• TASK DESCRIPTION:
Repeat, exactly and in full, the lines of the listing below, but without any pictures.
*-*-*
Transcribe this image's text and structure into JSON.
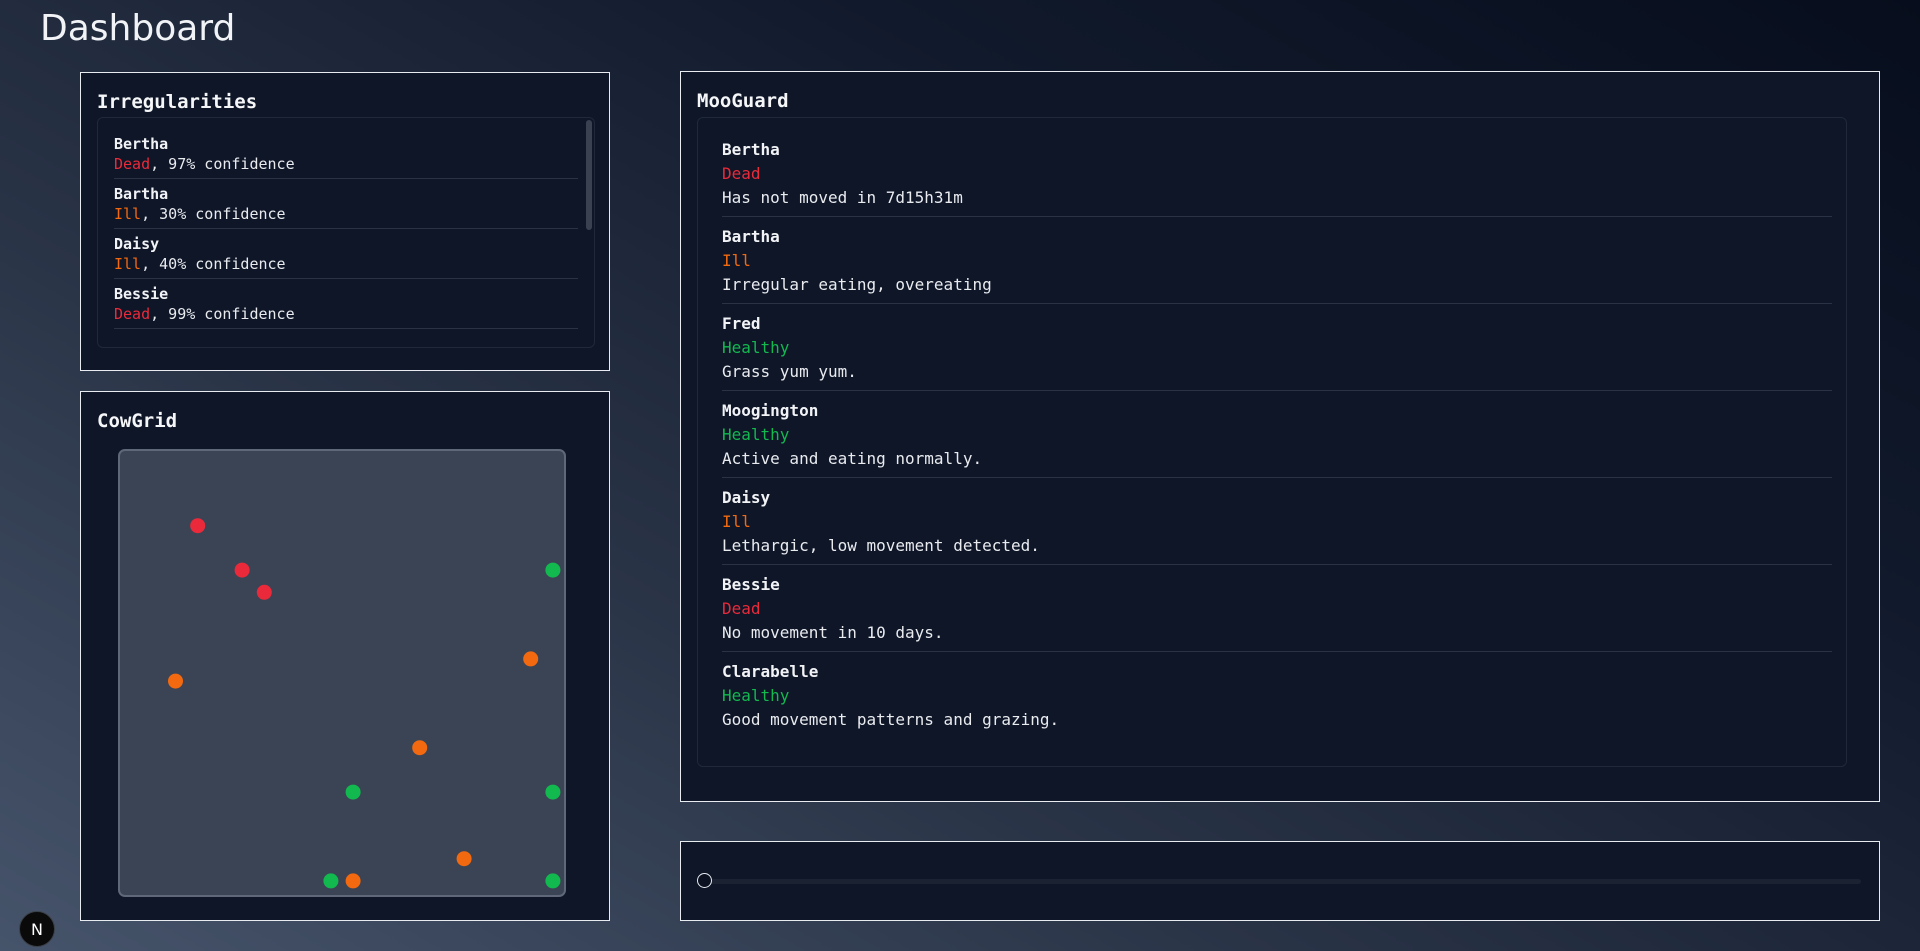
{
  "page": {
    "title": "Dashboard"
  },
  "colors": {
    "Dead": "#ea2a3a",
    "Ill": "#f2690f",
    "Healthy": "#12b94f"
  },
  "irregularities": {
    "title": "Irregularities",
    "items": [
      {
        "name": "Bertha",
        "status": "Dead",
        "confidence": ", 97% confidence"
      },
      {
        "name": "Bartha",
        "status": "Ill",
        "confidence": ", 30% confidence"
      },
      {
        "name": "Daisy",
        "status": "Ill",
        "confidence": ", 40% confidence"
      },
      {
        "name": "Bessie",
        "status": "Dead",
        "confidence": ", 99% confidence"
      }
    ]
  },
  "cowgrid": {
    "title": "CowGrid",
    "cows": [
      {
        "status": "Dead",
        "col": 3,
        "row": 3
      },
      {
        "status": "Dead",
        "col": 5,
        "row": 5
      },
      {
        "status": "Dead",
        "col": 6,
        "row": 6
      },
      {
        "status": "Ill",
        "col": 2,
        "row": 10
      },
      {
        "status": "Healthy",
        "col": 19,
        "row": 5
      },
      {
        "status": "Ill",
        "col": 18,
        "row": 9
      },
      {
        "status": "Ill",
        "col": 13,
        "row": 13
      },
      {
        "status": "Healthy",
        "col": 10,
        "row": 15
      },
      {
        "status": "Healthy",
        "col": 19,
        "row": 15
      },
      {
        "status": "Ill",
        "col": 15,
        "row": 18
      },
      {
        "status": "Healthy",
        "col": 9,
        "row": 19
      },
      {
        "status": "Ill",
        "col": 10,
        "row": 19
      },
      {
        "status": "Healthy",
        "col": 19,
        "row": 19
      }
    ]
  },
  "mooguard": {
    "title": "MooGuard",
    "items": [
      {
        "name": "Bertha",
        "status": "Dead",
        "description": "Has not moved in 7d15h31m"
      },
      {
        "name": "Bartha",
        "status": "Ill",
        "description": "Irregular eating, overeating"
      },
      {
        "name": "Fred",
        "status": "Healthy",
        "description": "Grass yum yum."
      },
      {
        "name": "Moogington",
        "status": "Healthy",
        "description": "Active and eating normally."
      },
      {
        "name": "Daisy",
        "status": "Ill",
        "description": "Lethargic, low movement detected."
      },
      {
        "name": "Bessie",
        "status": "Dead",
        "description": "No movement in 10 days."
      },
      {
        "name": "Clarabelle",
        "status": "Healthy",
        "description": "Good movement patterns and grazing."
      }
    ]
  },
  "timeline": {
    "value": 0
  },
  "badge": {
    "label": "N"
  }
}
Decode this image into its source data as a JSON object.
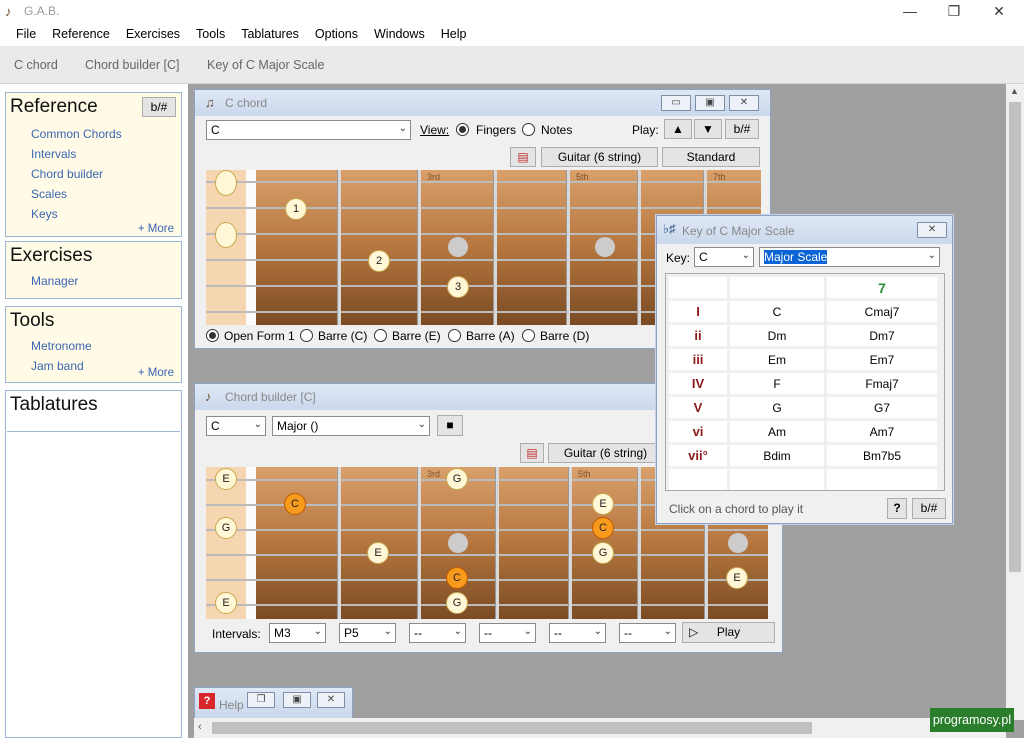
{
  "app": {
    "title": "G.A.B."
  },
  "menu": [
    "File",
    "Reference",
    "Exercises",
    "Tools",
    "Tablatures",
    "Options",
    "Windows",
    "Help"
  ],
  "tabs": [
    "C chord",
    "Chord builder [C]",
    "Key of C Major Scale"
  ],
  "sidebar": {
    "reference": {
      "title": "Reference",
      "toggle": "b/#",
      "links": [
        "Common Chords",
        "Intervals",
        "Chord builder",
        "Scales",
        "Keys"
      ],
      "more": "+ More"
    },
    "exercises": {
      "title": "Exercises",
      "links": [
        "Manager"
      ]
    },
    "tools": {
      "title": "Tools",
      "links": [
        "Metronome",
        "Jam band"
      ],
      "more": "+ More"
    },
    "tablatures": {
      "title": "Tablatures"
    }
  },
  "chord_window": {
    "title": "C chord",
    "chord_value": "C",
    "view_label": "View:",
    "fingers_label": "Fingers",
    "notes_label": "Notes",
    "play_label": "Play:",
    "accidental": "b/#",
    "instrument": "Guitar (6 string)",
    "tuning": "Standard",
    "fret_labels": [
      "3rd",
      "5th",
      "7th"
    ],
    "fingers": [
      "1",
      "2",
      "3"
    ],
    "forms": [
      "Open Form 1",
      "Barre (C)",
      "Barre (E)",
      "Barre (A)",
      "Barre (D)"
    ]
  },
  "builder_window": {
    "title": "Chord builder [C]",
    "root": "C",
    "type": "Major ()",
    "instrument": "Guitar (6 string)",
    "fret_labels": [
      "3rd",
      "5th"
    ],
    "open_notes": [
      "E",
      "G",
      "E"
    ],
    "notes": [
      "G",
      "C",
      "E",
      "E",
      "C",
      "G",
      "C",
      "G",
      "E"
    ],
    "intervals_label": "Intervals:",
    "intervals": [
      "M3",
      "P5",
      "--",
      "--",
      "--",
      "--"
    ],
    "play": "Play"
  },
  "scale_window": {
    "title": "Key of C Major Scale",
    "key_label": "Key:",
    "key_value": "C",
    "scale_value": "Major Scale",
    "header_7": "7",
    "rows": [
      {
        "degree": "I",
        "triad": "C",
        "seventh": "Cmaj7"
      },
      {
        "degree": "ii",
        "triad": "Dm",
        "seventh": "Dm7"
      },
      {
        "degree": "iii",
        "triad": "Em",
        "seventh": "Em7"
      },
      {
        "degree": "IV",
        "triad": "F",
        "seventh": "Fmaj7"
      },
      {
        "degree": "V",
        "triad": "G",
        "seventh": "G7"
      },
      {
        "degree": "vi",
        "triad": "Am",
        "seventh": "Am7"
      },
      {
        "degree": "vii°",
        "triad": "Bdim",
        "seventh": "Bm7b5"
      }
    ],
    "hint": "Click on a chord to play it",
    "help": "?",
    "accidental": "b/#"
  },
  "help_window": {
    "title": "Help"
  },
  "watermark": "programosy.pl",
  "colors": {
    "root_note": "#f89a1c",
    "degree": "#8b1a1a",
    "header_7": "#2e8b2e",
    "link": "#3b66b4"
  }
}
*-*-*
• TASK RESULT:
Transcribe this image's text and structure into JSON.
{
  "page": {
    "title": "Dashboard"
  },
  "colors": {
    "Dead": "#ea2a3a",
    "Ill": "#f2690f",
    "Healthy": "#12b94f"
  },
  "irregularities": {
    "title": "Irregularities",
    "items": [
      {
        "name": "Bertha",
        "status": "Dead",
        "confidence": ", 97% confidence"
      },
      {
        "name": "Bartha",
        "status": "Ill",
        "confidence": ", 30% confidence"
      },
      {
        "name": "Daisy",
        "status": "Ill",
        "confidence": ", 40% confidence"
      },
      {
        "name": "Bessie",
        "status": "Dead",
        "confidence": ", 99% confidence"
      }
    ]
  },
  "cowgrid": {
    "title": "CowGrid",
    "cows": [
      {
        "status": "Dead",
        "col": 3,
        "row": 3
      },
      {
        "status": "Dead",
        "col": 5,
        "row": 5
      },
      {
        "status": "Dead",
        "col": 6,
        "row": 6
      },
      {
        "status": "Ill",
        "col": 2,
        "row": 10
      },
      {
        "status": "Healthy",
        "col": 19,
        "row": 5
      },
      {
        "status": "Ill",
        "col": 18,
        "row": 9
      },
      {
        "status": "Ill",
        "col": 13,
        "row": 13
      },
      {
        "status": "Healthy",
        "col": 10,
        "row": 15
      },
      {
        "status": "Healthy",
        "col": 19,
        "row": 15
      },
      {
        "status": "Ill",
        "col": 15,
        "row": 18
      },
      {
        "status": "Healthy",
        "col": 9,
        "row": 19
      },
      {
        "status": "Ill",
        "col": 10,
        "row": 19
      },
      {
        "status": "Healthy",
        "col": 19,
        "row": 19
      }
    ]
  },
  "mooguard": {
    "title": "MooGuard",
    "items": [
      {
        "name": "Bertha",
        "status": "Dead",
        "description": "Has not moved in 7d15h31m"
      },
      {
        "name": "Bartha",
        "status": "Ill",
        "description": "Irregular eating, overeating"
      },
      {
        "name": "Fred",
        "status": "Healthy",
        "description": "Grass yum yum."
      },
      {
        "name": "Moogington",
        "status": "Healthy",
        "description": "Active and eating normally."
      },
      {
        "name": "Daisy",
        "status": "Ill",
        "description": "Lethargic, low movement detected."
      },
      {
        "name": "Bessie",
        "status": "Dead",
        "description": "No movement in 10 days."
      },
      {
        "name": "Clarabelle",
        "status": "Healthy",
        "description": "Good movement patterns and grazing."
      }
    ]
  },
  "timeline": {
    "value": 0
  },
  "badge": {
    "label": "N"
  }
}
Decode this image into its source data as a JSON object.
{
  "app": {
    "title": "G.A.B."
  },
  "menu": [
    "File",
    "Reference",
    "Exercises",
    "Tools",
    "Tablatures",
    "Options",
    "Windows",
    "Help"
  ],
  "tabs": [
    "C chord",
    "Chord builder [C]",
    "Key of C Major Scale"
  ],
  "sidebar": {
    "reference": {
      "title": "Reference",
      "toggle": "b/#",
      "links": [
        "Common Chords",
        "Intervals",
        "Chord builder",
        "Scales",
        "Keys"
      ],
      "more": "+ More"
    },
    "exercises": {
      "title": "Exercises",
      "links": [
        "Manager"
      ]
    },
    "tools": {
      "title": "Tools",
      "links": [
        "Metronome",
        "Jam band"
      ],
      "more": "+ More"
    },
    "tablatures": {
      "title": "Tablatures"
    }
  },
  "chord_window": {
    "title": "C chord",
    "chord_value": "C",
    "view_label": "View:",
    "fingers_label": "Fingers",
    "notes_label": "Notes",
    "play_label": "Play:",
    "accidental": "b/#",
    "instrument": "Guitar (6 string)",
    "tuning": "Standard",
    "fret_labels": [
      "3rd",
      "5th",
      "7th"
    ],
    "fingers": [
      "1",
      "2",
      "3"
    ],
    "forms": [
      "Open Form 1",
      "Barre (C)",
      "Barre (E)",
      "Barre (A)",
      "Barre (D)"
    ]
  },
  "builder_window": {
    "title": "Chord builder [C]",
    "root": "C",
    "type": "Major ()",
    "instrument": "Guitar (6 string)",
    "fret_labels": [
      "3rd",
      "5th"
    ],
    "open_notes": [
      "E",
      "G",
      "E"
    ],
    "notes": [
      "G",
      "C",
      "E",
      "E",
      "C",
      "G",
      "C",
      "G",
      "E"
    ],
    "intervals_label": "Intervals:",
    "intervals": [
      "M3",
      "P5",
      "--",
      "--",
      "--",
      "--"
    ],
    "play": "Play"
  },
  "scale_window": {
    "title": "Key of C Major Scale",
    "key_label": "Key:",
    "key_value": "C",
    "scale_value": "Major Scale",
    "header_7": "7",
    "rows": [
      {
        "degree": "I",
        "triad": "C",
        "seventh": "Cmaj7"
      },
      {
        "degree": "ii",
        "triad": "Dm",
        "seventh": "Dm7"
      },
      {
        "degree": "iii",
        "triad": "Em",
        "seventh": "Em7"
      },
      {
        "degree": "IV",
        "triad": "F",
        "seventh": "Fmaj7"
      },
      {
        "degree": "V",
        "triad": "G",
        "seventh": "G7"
      },
      {
        "degree": "vi",
        "triad": "Am",
        "seventh": "Am7"
      },
      {
        "degree": "vii°",
        "triad": "Bdim",
        "seventh": "Bm7b5"
      }
    ],
    "hint": "Click on a chord to play it",
    "help": "?",
    "accidental": "b/#"
  },
  "help_window": {
    "title": "Help"
  },
  "watermark": "programosy.pl",
  "colors": {
    "root_note": "#f89a1c",
    "degree": "#8b1a1a",
    "header_7": "#2e8b2e",
    "link": "#3b66b4"
  }
}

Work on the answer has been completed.